Java is one of the most popular programming languages. It is used for developing a wide range of applications across a plethora of different platforms.
In this tutorial, we will provide a step-by-step guide to installing Java on Fedora.
- A system running Fedora (Workstation or Server)
- DNF installer
- A user account with sudo privileges
- Access to the terminal/command line
Install OpenJDK on Fedora
OpenJDK is an open-source implementation of Java. Follow these steps to install OpenJDK:
Step 1: List Java Versions
List the available versions of OpenJDK with:
dnf search openjdk
You can copy the java version you want to install to complete the next step faster.
Step 2: Install OpenJDK
1. Install OpenJDK with the
dnf command using the following syntax:
sudo dnf install [package name]
[package name] is the name of the installation file for the version of OpenJDK you want to install. The LTS release is always a good choice.
For instance, to install OpenJDK 8, use:
sudo dnf install java-1.8.0-openjdk.x86_64
2. When prompted, type
Y and press
Enter to confirm the installation.
Note: If you are using the YUM installer, the syntax for installing OpenJDK is
sudo yum install [package name].
Step 3: Check Java Version
Check the Java version on your system to confirm the installation:
Install Oracle JDK (Oracle Java SE)
Oracle JDK is largely based on the same code as OpenJDK, although it does contain some proprietary code. Follow these steps to install Oracle JDK on your system:
Step 1: Download Oracle JDK
1. Go to the Oracle JDK download page and open the download link for the version of Oracle JDK you want to install.
In this example, we will use Java SE 16.
2. Download the compressed archive using the provided link.
3. Move the downloaded file into your Home directory.
Step 2: Install Oracle JDK

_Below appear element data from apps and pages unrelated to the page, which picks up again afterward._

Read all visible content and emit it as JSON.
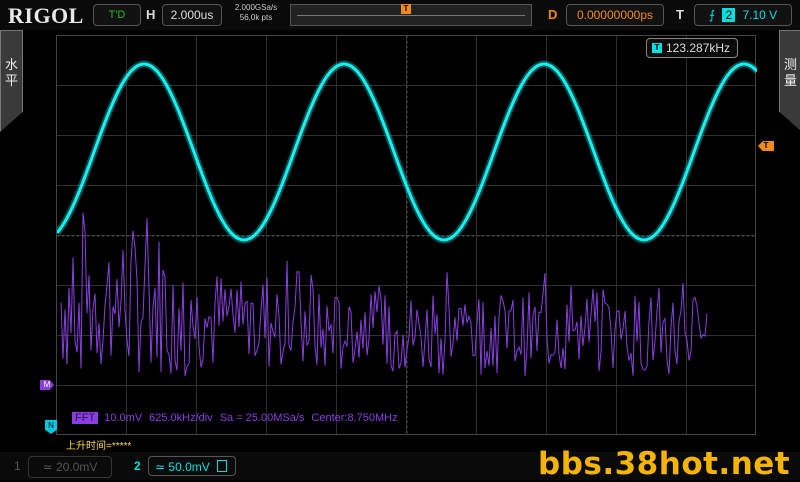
{
  "brand": {
    "logo": "RIGOL"
  },
  "status": {
    "run_state": "T'D"
  },
  "horizontal": {
    "label": "H",
    "timebase": "2.000us",
    "sample_rate": "2.000GSa/s",
    "memory_depth": "56.0k pts"
  },
  "delay": {
    "label": "D",
    "value": "0.00000000ps"
  },
  "trigger": {
    "label": "T",
    "source": "2",
    "level": "7.10 V",
    "marker": "T"
  },
  "side_menus": {
    "left": "水\n平",
    "right": "测\n量"
  },
  "measurement": {
    "tag": "T",
    "frequency": "123.287kHz"
  },
  "markers": {
    "math": "M",
    "ref": "N"
  },
  "fft": {
    "tag": "FFT",
    "scale": "10.0mV",
    "span": "625.0kHz/div",
    "sample_rate": "Sa = 25.00MSa/s",
    "center": "Center:8.750MHz"
  },
  "rise_time": "上升时间=*****",
  "channels": [
    {
      "number": "1",
      "coupling": "≃",
      "scale": "20.0mV",
      "color": "#555555"
    },
    {
      "number": "2",
      "coupling": "≃",
      "scale": "50.0mV",
      "color": "#00e0e0"
    }
  ],
  "watermark": "bbs.38hot.net",
  "colors": {
    "ch2": "#00e0e0",
    "math": "#8a3ee0",
    "trigger": "#f38b1c",
    "accent_text": "#ffd84a"
  }
}
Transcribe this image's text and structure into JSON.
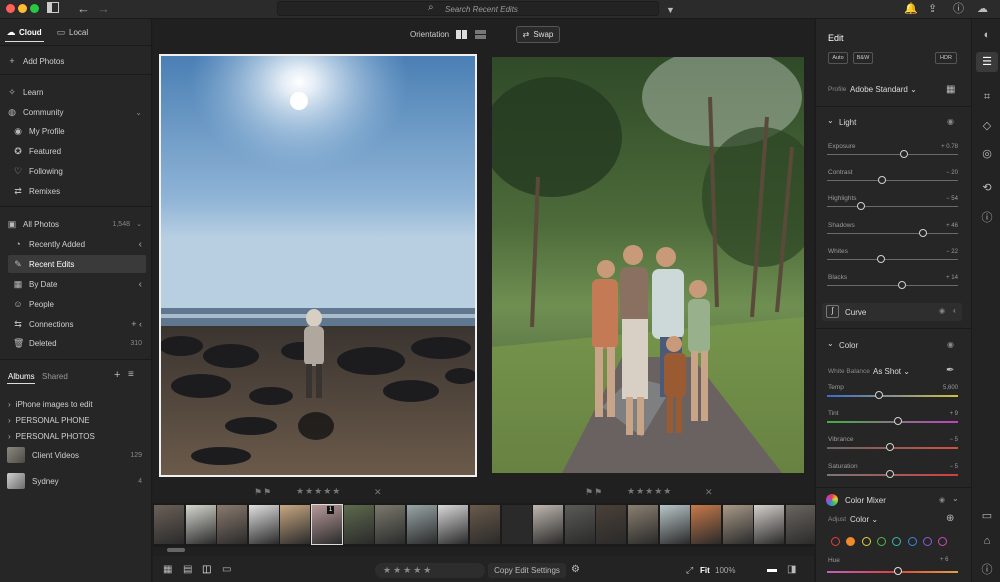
{
  "titlebar": {
    "search_placeholder": "Search Recent Edits",
    "colors": {
      "close": "#ff5f57",
      "minimize": "#febc2e",
      "maximize": "#28c840"
    }
  },
  "left_panel": {
    "tabs": {
      "cloud": "Cloud",
      "local": "Local"
    },
    "add_photos": "Add Photos",
    "learn": "Learn",
    "community": "Community",
    "community_items": [
      "My Profile",
      "Featured",
      "Following",
      "Remixes"
    ],
    "all_photos": {
      "label": "All Photos",
      "count": "1,548"
    },
    "library_items": [
      {
        "label": "Recently Added",
        "right": "‹"
      },
      {
        "label": "Recent Edits",
        "right": ""
      },
      {
        "label": "By Date",
        "right": "‹"
      },
      {
        "label": "People",
        "right": ""
      },
      {
        "label": "Connections",
        "right": "+ ‹"
      },
      {
        "label": "Deleted",
        "right": "310"
      }
    ],
    "album_tabs": {
      "albums": "Albums",
      "shared": "Shared"
    },
    "albums": [
      {
        "label": "iPhone images to edit",
        "count": ""
      },
      {
        "label": "PERSONAL PHONE",
        "count": ""
      },
      {
        "label": "PERSONAL PHOTOS",
        "count": ""
      },
      {
        "label": "Client Videos",
        "count": "129"
      },
      {
        "label": "Sydney",
        "count": "4"
      }
    ]
  },
  "center": {
    "orientation_label": "Orientation",
    "swap_label": "Swap",
    "filmstrip_badge": "1",
    "bottom": {
      "copy_edit_settings": "Copy Edit Settings",
      "fit": "Fit",
      "zoom": "100%"
    }
  },
  "right_panel": {
    "title": "Edit",
    "buttons": {
      "auto": "Auto",
      "bw": "B&W",
      "hdr": "HDR"
    },
    "profile": {
      "label": "Profile",
      "value": "Adobe Standard"
    },
    "light": {
      "title": "Light",
      "sliders": [
        {
          "label": "Exposure",
          "value": "+ 0.78",
          "pos": 0.59
        },
        {
          "label": "Contrast",
          "value": "− 20",
          "pos": 0.42
        },
        {
          "label": "Highlights",
          "value": "− 54",
          "pos": 0.26
        },
        {
          "label": "Shadows",
          "value": "+ 46",
          "pos": 0.73
        },
        {
          "label": "Whites",
          "value": "− 22",
          "pos": 0.41
        },
        {
          "label": "Blacks",
          "value": "+ 14",
          "pos": 0.57
        }
      ]
    },
    "curve": "Curve",
    "color": {
      "title": "Color",
      "white_balance_label": "White Balance",
      "white_balance_value": "As Shot",
      "sliders": [
        {
          "label": "Temp",
          "value": "5,600",
          "pos": 0.4
        },
        {
          "label": "Tint",
          "value": "+ 9",
          "pos": 0.54
        },
        {
          "label": "Vibrance",
          "value": "− 5",
          "pos": 0.48
        },
        {
          "label": "Saturation",
          "value": "− 5",
          "pos": 0.48
        }
      ]
    },
    "color_mixer": {
      "title": "Color Mixer",
      "adjust_label": "Adjust",
      "adjust_value": "Color",
      "hue_label": "Hue",
      "hue_value": "+ 6"
    },
    "mixer_colors": [
      "#e0403a",
      "#f08a2a",
      "#e8d23a",
      "#53b848",
      "#3ab8a8",
      "#3a88e0",
      "#8a5ae0",
      "#d04ab8"
    ]
  }
}
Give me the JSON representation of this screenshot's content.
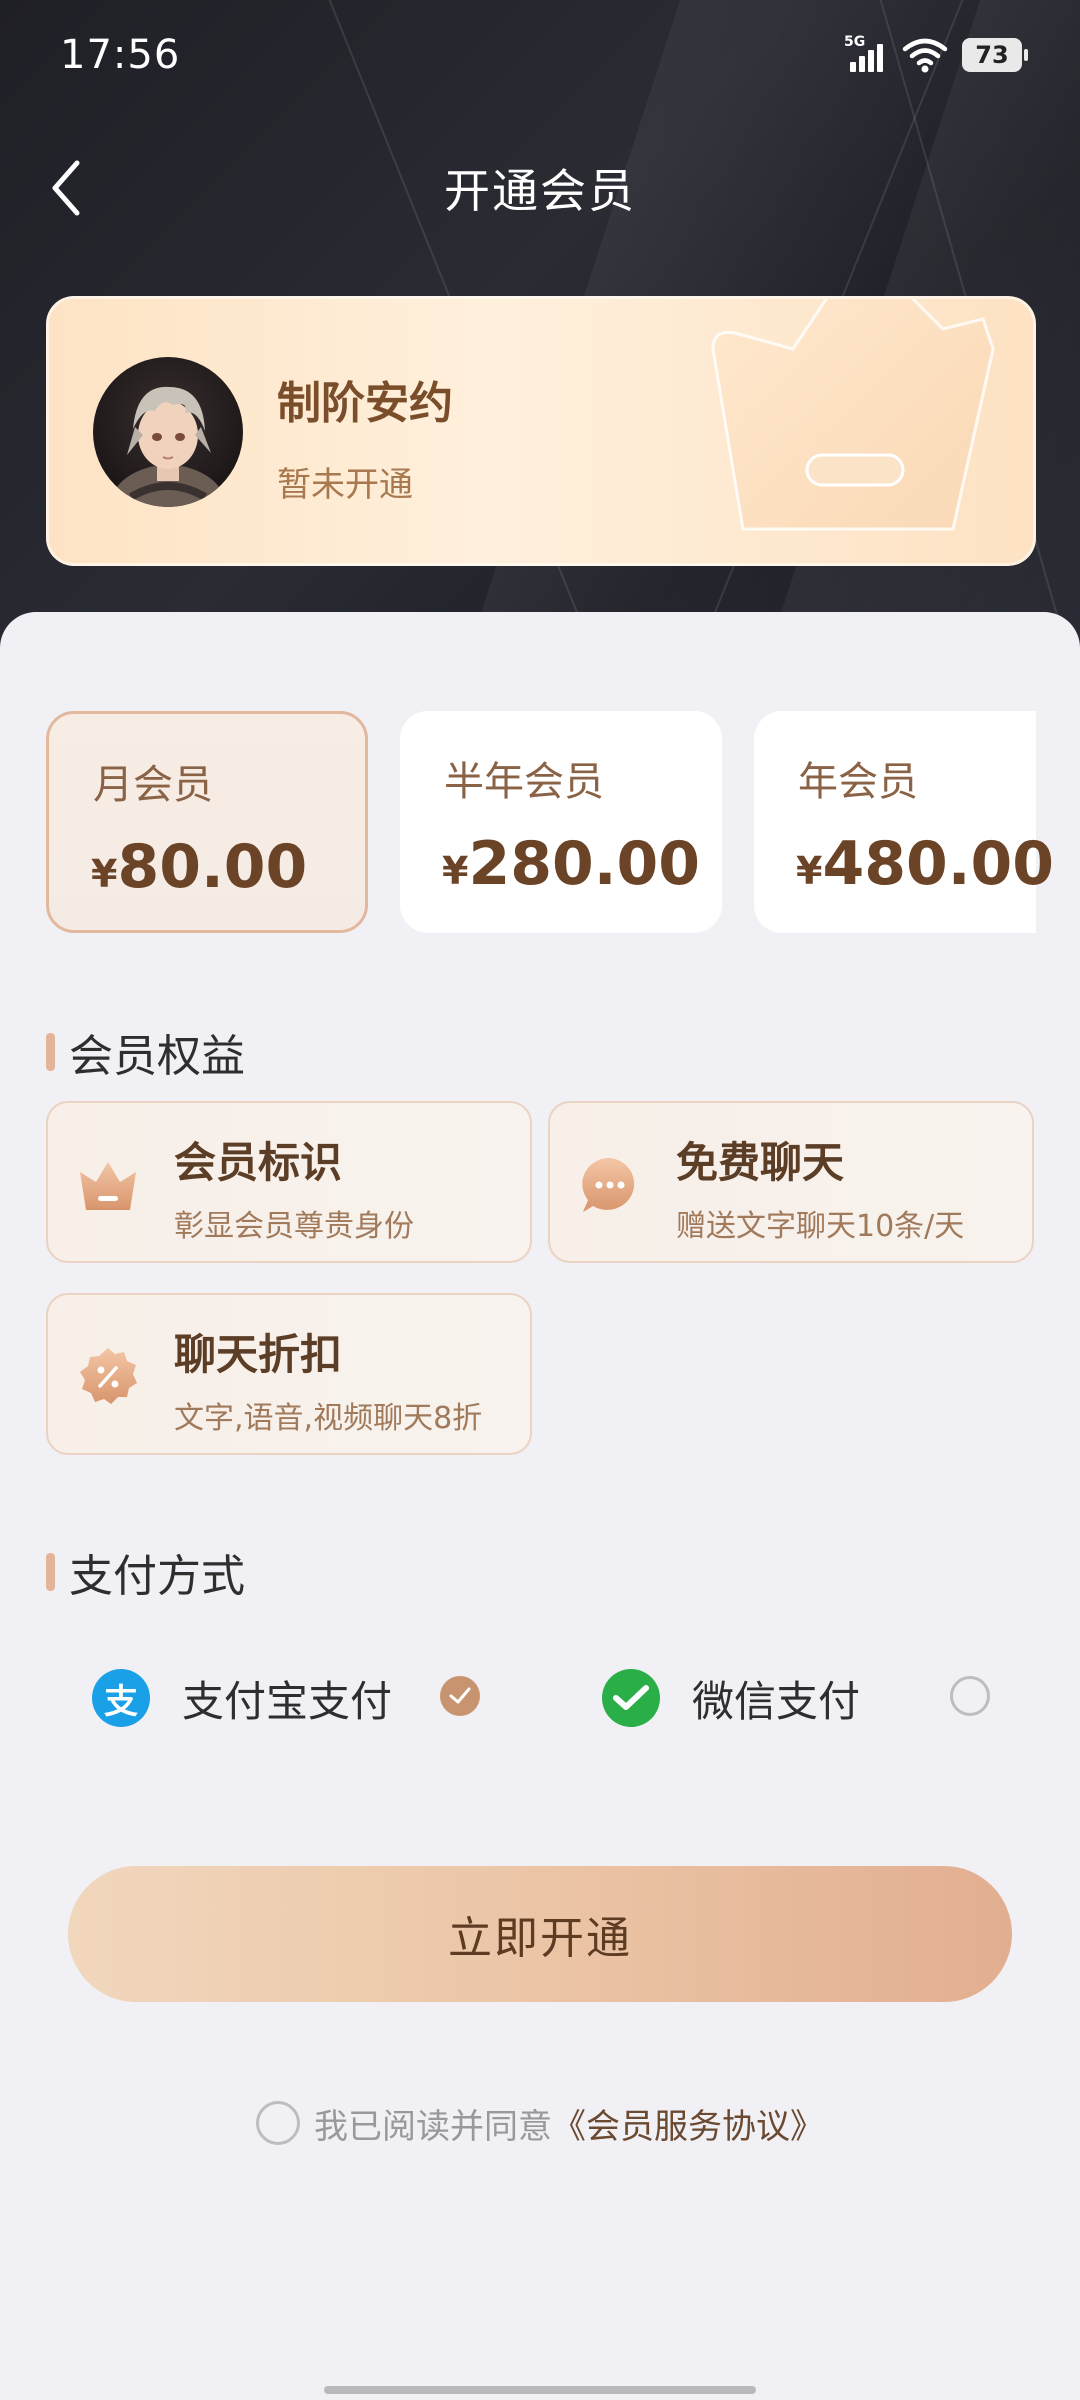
{
  "status_bar": {
    "time": "17:56",
    "network": "5G",
    "battery": "73"
  },
  "nav": {
    "title": "开通会员"
  },
  "profile": {
    "name": "制阶安约",
    "status": "暂未开通"
  },
  "plans": [
    {
      "name": "月会员",
      "currency": "¥",
      "price": "80.00",
      "selected": true
    },
    {
      "name": "半年会员",
      "currency": "¥",
      "price": "280.00",
      "selected": false
    },
    {
      "name": "年会员",
      "currency": "¥",
      "price": "480.00",
      "selected": false
    }
  ],
  "benefits_section": {
    "title": "会员权益",
    "items": [
      {
        "icon": "crown-icon",
        "title": "会员标识",
        "desc": "彰显会员尊贵身份"
      },
      {
        "icon": "chat-bubble-icon",
        "title": "免费聊天",
        "desc": "赠送文字聊天10条/天"
      },
      {
        "icon": "discount-badge-icon",
        "title": "聊天折扣",
        "desc": "文字,语音,视频聊天8折"
      }
    ]
  },
  "payment_section": {
    "title": "支付方式",
    "options": [
      {
        "icon": "alipay-icon",
        "label": "支付宝支付",
        "selected": true,
        "color": "#1aa0e6"
      },
      {
        "icon": "wechat-pay-icon",
        "label": "微信支付",
        "selected": false,
        "color": "#2aae48"
      }
    ]
  },
  "cta": {
    "label": "立即开通"
  },
  "agreement": {
    "prefix": "我已阅读并同意",
    "link": "《会员服务协议》",
    "checked": false
  },
  "colors": {
    "accent": "#c8936f",
    "price": "#6b4427",
    "hero_bg": "#1f2026"
  }
}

1. Create a directory named java in /usr/local:
sudo mkdir -p /usr/local/java
This is where Java SE 16 will be installed.
2. Change into the Downloads directory:
Copy the installation file from your Downloads directory into the newly created java directory:
sudo cp -r jdk-16_linux-x64_bin.tar.gz /usr/local/java
3. Change into the java directory:
4. Extract the installation file:
sudo tar xvzf jdk-16_linux-x64_bin.tar.gz
Extracting the file creates a directory named jdk-16 inside the java directory.
If you are unfamiliar with tar.gz files, check out our guide on extracting tar.gz files in Linux.
5. Open the PATH file by using:
sudo nano /etc/profile
6. Add the following lines to the end of the PATH file:
JAVA_HOME=/usr/local/java/jdk-16 PATH=$PATH:$HOME/bin:$JAVA_HOME/bin export JAVA_HOME export PATH
Ctrl + X, then type
Y and press
Enter to confirm the changes and close the PATH file.
8. Update the list of available Java versions by using:
sudo update-alternatives --install "/usr/bin/java" "java" "/usr/local/java/jdk-16/bin/java" 1 sudo update-alternatives --install "/usr/bin/javac" "javac" "/usr/local/java/jdk-16/bin/javac" 1 sudo update-alternatives --install "/usr/bin/javaws.itweb" "javaws.itweb" "/usr/local/java/jdk-16/bin/javaws.itweb" 1
9. Make Java SE 16 the default version with:
sudo update-alternatives --set java /usr/local/java/jdk-16/bin/java sudo update-alternatives --set javac /usr/local/java/jdk-16/bin/javac sudo update-alternatives --set javaws.itweb /usr/local/java/jdk-16/bin/javaws.itweb
10. Reload the system-wide PATH file by using:
11. Reboot your system for the changes to take effect:
Step 3: Check Java Version
Perform another check of the Java version to confirm the installation was successful:
Switch from One Java Version to Another
If you have multiple Java versions installed on your system, you can list them by using the
sudo alternatives --config java
The currently active version is marked with a
To switch to another version, type the appropriate number and press
After following this guide, you should have the version of Java of your choice installed on your Fedora system. You can also use the provided instructions to switch between multiple versions of Java.